On the spot in his first public hour as GM, in February 1998, Cashman was asked if he would give Bernie Williams the $77 million over seven years he was seeking. And instead of giving a response out of a front-office manual and stating that he would not discuss contract terms with the media, Cashman looked into the big cameras and the bright lights and said no, his center fielder wasn't worth that kind of money.

In retrospect, that answer revealed how Cashman planned to manage and confront the big stars on the big club.

"I recall fielding that question, and I recall answering it," the GM said Thursday, "and I just remember seeing the buzz of the media's reaction. I wasn't looking for that response, but I remember witnessing it."

What did it look and sound like?

"Like I'd just made news," Cashman said.

And, yes, he's made news across 16 turbulent and triumphant seasons. George Steinbrenner put him to the test in the middle of that first season, pushing for a Randy Johnson deal with Seattle near the trade deadline that his rookie GM did not want to make.

Steinbrenner was terrified that the Mariners would send Johnson to the Boss' hometown Cleveland Indians, the team that had eliminated the Yanks the year before. "You'd better be right," Steinbrenner warned Cashman.

The GM was right.
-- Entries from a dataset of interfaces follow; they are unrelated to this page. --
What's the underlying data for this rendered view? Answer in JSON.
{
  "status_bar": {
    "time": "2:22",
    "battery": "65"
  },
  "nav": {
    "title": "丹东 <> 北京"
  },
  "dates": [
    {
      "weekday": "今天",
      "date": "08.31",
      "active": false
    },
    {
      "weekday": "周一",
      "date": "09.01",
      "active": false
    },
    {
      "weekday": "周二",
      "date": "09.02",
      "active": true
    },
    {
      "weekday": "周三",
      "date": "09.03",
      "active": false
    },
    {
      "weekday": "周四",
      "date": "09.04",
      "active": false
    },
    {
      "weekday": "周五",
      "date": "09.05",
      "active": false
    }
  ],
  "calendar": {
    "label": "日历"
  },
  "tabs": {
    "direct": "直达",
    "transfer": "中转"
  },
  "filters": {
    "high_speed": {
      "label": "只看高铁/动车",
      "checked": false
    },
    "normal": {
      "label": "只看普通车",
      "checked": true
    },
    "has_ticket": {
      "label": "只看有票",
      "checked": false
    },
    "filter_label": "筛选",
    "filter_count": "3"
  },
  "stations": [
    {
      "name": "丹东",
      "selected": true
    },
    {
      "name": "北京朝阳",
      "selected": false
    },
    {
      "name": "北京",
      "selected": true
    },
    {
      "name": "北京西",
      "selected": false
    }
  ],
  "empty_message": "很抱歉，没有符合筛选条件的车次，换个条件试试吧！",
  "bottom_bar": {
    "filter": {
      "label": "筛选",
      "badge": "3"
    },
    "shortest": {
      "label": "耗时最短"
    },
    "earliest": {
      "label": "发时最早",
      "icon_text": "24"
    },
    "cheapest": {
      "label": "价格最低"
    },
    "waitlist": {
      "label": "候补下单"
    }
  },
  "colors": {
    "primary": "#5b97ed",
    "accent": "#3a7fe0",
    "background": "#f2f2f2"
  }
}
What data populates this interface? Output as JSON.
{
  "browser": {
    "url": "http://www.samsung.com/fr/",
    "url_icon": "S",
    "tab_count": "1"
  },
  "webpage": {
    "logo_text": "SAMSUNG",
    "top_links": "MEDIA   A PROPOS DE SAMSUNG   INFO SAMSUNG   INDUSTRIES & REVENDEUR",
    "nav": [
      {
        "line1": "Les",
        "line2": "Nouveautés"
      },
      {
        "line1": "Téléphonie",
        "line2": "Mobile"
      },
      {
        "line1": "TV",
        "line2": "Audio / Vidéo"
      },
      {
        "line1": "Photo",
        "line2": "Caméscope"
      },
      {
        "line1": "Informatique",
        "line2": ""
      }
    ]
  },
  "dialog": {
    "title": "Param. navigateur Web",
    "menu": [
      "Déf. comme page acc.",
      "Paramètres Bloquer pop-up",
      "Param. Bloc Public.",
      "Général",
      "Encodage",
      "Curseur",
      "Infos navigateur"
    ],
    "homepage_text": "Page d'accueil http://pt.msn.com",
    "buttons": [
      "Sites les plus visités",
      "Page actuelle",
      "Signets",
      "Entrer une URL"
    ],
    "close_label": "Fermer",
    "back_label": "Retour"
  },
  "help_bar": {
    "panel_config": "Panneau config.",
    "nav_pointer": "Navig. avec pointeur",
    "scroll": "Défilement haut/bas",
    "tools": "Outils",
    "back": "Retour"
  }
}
The Mariners sent Johnson to Houston, and the Yankees won 125 games, including a four-game sweep of San Diego in the World Series.

Steinbrenner, and then his sons, Hal and Hank, usually listened to Cashman over the years, but not always. The GM was against bringing back Rodriguez after his famous 2007 opt-out, and he was against acquiring Rafael and Alfonso Soriano, too. But he was allowed to hire Joe Girardi over franchise icon Don Mattingly and to spend lavishly on free-agent pitchers who worked out (Mike Mussina, CC Sabathia) and those who did not (Carl Pavano, Kei Igawa).

If Cashman has had his share of hits and misses, his smashmouth approach to the job, and the crises forever revolving around it, define him more than anything else. He once demanded (and received) from Steinbrenner more power over a more streamlined organizational flow chart, and he once told the news media he was staying put in the Bronx merely to prove his critics wrong.

Cashman survived the ugly endgame dance with Joe Torre, the A-Rod nastiness, some bloody contract talks with Jeter and the uneasy departures of the ever-popular likes of Williams and Jorge Posada. After Jeter's news conference Wednesday, the GM reminded everyone of his management style when asked if the 39-year-old captain had made life easier for the team by announcing he would retire after 2014 rather than play deeper into a likely decline.

"Maybe," Cashman said. "But I don't think any of us are afraid of those circumstances if they come our way, because it's part of the job description just to do what's best for the team."

Enough said.

"I don't like bulls---," Cashman added Thursday, "and so I'm more prone to react in a direct way, and cut to the chase, because there's only so much time in the day that you can try to be part of something special. ... So over time, with experience, I've developed an intolerance for stuff that would interfere with that. I can be cool, calm and collected, but I can get emotional if something starts blowing in the wind that runs interference with the way things should be."

Way back when, on the day Cashman was hired to take Watson's place, his father, John, said he'd been assured by family friend Whitey Ford that Cashman had the perfect temperament to deal with the Boss.

"But, obviously, things have changed," John Cashman said then. "Brian is on the firing line now."

Only Brian hasn't been fired in his 28 years in the Yankees' employ, by George or Hal or Hank. He's outlasted everyone from Torre to Mariano Rivera, with Jeter on deck. He's got a fighting chance to pass Ed Barrow (23 years) as the longest-tenured general manager in franchise history.

This kind of run isn't supposed to happen in this city, with that team, with that owning family. How long can Cashman last?

"I don't daydream about those things," he said, "because I'm too focused on the present."

The GM thinks he's got a team good enough to reach the playoffs. Win, lose or draw, this much is fairly certain:

Brian Cashman will be around to pick Jeter's replacement at short.